A question that remains unanswered, and the judge asked for legal briefing on the issue, is whether the injunction applies to Title VII investigations, in particular as it applies to workplaces where school teachers or staff use the same intimate facilities as the students. The judge said in his latest Order that “Defendants’ core missions to combat discrimination based on race, national origin, or disability, and the EEOC’s (Equal Employment Opportunity Commission) statutory duties are not otherwise affected by the preliminary injunction.”
Title VII of the Civil Rights Act of 1964 prohibits discrimination in the workplace based on sex. Title IX protects people from discrimination based on sex in education programs or activities. The law applies to those schools and institutions, including local school districts, 7,000 post-secondary institutions, charter schools, for-profit schools, libraries, and museums, that receive federal financial assistance. Title IX provides that: “No person in the United States shall, on the basis of sex, be excluded from participation in, be denied the benefits of, or be subjected to discrimination under any education program or activity receiving Federal financial assistance.”
The conflict began when on May 13, the Department of Education (DOE) Assistant Secretary for Civil Rights, and the Department of Justice (DOJ) Principal Deputy Assistant Attorney General for Civil Rights, sent a “Dear Colleague Letter on Transgender Students” to state and local agencies that receive federal financial assistance from the DOE. The Office of Civil Rights in the DOE joined with the DOJ and sent a letter which they represented should serve as “significant guidance” to school districts.
As reported by Breitbart Texas, the Texas Attorney General sued the U.S. Department of Education, the U.S. Department of Justice, and other federal agencies and officials for commanding that Texas public schools open restrooms and locker rooms to both sexes.
Texas Attorney General Ken Paxton represents a 13-state coalition in the federal lawsuit in the Northern District of Texas. Texas and the other states that joined the Lone Star State are challenging the Obama Administration’s directive forcing local schools to allow students to use whatever bathrooms and other intimate facilities they wish that are consistent with their gender self-concept on a given day. Obama’s gender-fluid policy directed schools to abide by the policy without allowing local educators to decide what is best for their school and community.
The State of Texas is defending a local school district whose school policies are in conflict with the Obama Administration directive, the Harrold Independent School District. Harrold, Texas, is located in Wilbarger County and borders Oklahoma.
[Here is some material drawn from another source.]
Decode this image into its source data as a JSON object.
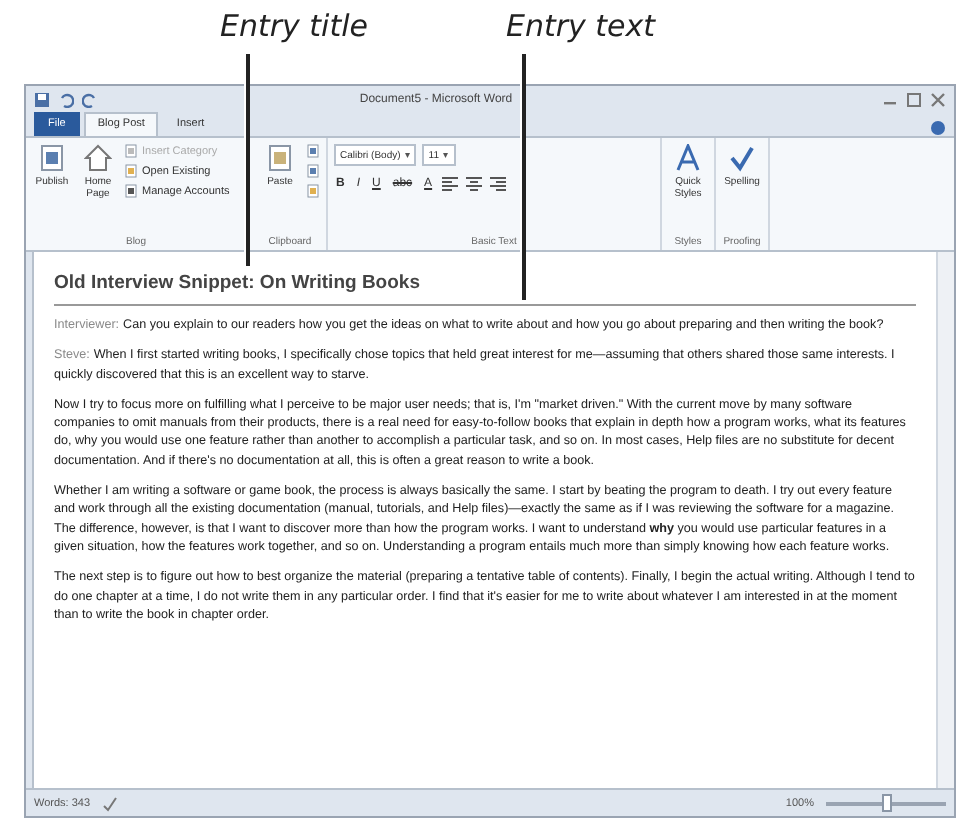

Attorney General Paxton released the following statement after the most recent favorable ruling for the Texas-led coalition:
“I am proud to lead a coalition of 13 states against the Obama Administration’s latest illegal federal overreach. The court’s reaffirmation of a nationwide injunction should send a clear message to the president that Texas won’t sit idly by as he continues to ignore the Constitution. The president cannot rewrite the laws enacted by the elected representatives of the people and then threaten to take away funding from schools to force them to fall in line.”
The parties were “Ordered to brief the remaining issues of whether the Defendants’ Guidelines are enjoined in total or whether the principal of severability applies to them, whether the injunction implicates Title VII in any manner (and specifically where school employees and staff may share intimate facilities with students), and whether OSHA (Occupational Safety and Health Administration) or DOL (Department of Labor) activity is implicated by the injunction.”
The plaintiffs were given a deadline of October 24 to respond and defendants must reply by October 28.